To find out where you stand, do some homework. Search the Web for a specific job title, “certification” and “pay,” and you’ll get started on figuring out how valuable a particular certification may be. Professional associations are also a great source of information about a cert’s value, though bear in mind those same groups often sponsor the credentials and can have a definite ax to grind.

Certifications can be valuable not only to your job hunt, but to your long-term success. Still, don’t rush into getting one. Think through what’s necessary to succeed in your chosen path and do some research to learn about what employers expect. Then you can decide whether a certification is right for you.

****For this great post, Campus to Career thanks Mark Feffer!****

About the author: Mark Feffer has written, edited and produced hundreds of articles on careers, personal finance and technology. His work has appeared on Dice.com, Entrepreneur.com as well as on other top sites. He is currently writing for JobsinRI.com, the top local resource for job seekers, employers and recruiters in Rhode Island.





5 Ways to Become a More Valuable Asset to Your Company

8 10 2014

 

Congratulations! You have finally graduated college and have stepped into a career that shows immense promise! However becoming a valuable asset to your company requires hard work, dedication and that little something “extra.”  Trust me, your superiors will notice the work you put in to being a good employee, and you will benefit as you improve yourself! Below you’ll find a number of tips to maximize your value as an employee.

Go to Grad School
This is a move that can pay huge dividends! You can go into accounting masters programs or MBA programs. These business degrees could help you get ahead at your company, and could provide you with information that will make you a more productive worker. It is also possible that your company requires a graduate degree of you if you want to advance with the company. Do you know what a promotion will require? 

SuperPower572x429Work Overtime
When you are trying to become an asset to your company, you may need to start working some overtime. I know I know, working long hours can be a huge drag and may even cut into your personal life, but establishing yourself as the go-to person for a number of projects simply because you were at work could make a positive impression on your superiors!

Volunteer
Get involved, get experience. When you are volunteering in your community, it’s a great way to elevate your company’s reputation. People will often ask you where you work, which creates a good buzz for your company! Also, you will be able to get your business involved in worthy projects and charities that will advance the name of the business. You can give back to your community, make your company look great, and improve your resume at the same time. Talk about a win-win-win!

Find a Mentor
Finding a mentor is a sure-fire way to “learn the ropes” and will help you tremendously when promotions come up! You will find that these people can put in a good word for you when you want to get a better job, and they could help you all the way to the top of the corporate ladder. Be careful however; you’ll want to find a mentor who is well-respected around the office. Selecting a “flakey” worker as your mentor can backfire quickly. No one wants to be associated with a flake! TIP: As a mentee, you have a lot to offer! Great mentor relationships provide value for all parties involved. 

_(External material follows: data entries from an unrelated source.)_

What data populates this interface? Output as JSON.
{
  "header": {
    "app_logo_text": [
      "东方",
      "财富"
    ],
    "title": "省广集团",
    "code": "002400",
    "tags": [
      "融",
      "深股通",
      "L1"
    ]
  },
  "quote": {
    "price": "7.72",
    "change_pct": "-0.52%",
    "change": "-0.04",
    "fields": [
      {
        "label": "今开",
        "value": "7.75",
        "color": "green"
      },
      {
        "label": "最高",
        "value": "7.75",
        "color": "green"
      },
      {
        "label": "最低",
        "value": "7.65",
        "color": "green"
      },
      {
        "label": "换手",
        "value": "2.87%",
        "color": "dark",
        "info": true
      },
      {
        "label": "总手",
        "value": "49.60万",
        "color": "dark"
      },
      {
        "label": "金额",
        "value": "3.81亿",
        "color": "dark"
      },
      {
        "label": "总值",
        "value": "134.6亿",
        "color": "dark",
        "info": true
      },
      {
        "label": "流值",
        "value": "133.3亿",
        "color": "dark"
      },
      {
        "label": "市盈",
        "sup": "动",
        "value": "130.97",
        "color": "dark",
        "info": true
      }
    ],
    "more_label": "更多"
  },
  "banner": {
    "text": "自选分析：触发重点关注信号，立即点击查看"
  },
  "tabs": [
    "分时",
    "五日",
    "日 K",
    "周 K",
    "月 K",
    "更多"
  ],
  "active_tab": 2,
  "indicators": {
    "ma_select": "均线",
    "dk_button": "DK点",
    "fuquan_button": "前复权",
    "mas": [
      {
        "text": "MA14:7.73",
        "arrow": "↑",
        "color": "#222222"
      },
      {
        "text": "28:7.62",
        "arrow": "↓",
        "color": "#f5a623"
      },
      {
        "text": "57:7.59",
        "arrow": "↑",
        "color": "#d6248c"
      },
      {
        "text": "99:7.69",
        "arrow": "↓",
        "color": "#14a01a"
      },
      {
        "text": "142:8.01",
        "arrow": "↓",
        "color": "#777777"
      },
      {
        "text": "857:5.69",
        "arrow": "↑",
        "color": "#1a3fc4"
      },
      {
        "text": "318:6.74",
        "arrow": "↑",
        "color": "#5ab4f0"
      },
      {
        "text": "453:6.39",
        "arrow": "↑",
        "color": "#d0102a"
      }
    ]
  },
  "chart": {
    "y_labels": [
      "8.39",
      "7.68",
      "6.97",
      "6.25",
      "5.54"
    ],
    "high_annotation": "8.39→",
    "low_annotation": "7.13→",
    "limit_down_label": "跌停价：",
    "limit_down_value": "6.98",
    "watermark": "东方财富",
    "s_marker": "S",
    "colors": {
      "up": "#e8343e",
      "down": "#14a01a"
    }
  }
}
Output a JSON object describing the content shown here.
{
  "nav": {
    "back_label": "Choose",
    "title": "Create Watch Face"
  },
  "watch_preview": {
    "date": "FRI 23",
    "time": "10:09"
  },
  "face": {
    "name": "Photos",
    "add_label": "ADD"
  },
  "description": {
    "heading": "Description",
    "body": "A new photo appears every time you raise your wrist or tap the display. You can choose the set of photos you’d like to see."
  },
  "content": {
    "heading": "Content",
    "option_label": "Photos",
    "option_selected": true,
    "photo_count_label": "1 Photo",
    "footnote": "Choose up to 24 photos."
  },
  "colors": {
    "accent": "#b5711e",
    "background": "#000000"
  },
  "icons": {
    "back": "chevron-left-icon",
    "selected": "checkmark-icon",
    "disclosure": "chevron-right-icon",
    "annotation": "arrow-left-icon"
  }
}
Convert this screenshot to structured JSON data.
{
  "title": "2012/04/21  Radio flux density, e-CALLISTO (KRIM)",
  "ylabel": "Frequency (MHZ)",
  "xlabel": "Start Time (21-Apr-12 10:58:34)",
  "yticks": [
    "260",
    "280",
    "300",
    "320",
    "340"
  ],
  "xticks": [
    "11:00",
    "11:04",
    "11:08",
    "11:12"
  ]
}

Publish Your Work
This very well may be one of the more powerful tips you can employ. When you are being published in journals for your industry, your business is going to look better and you’ll come across as an authority in your particular expertise. Score! Also, your knowledge will help establish your company as a source of expertise. When people read where you are working, they will turn to your business for help. Your superiors will take notice, and you have a chance of advancing more quickly.

When you want to become a more valuable asset at work, these five steps recommended above can help you get ahead.

****For this great post, Campus to Career thanks Karleia Steiner!!****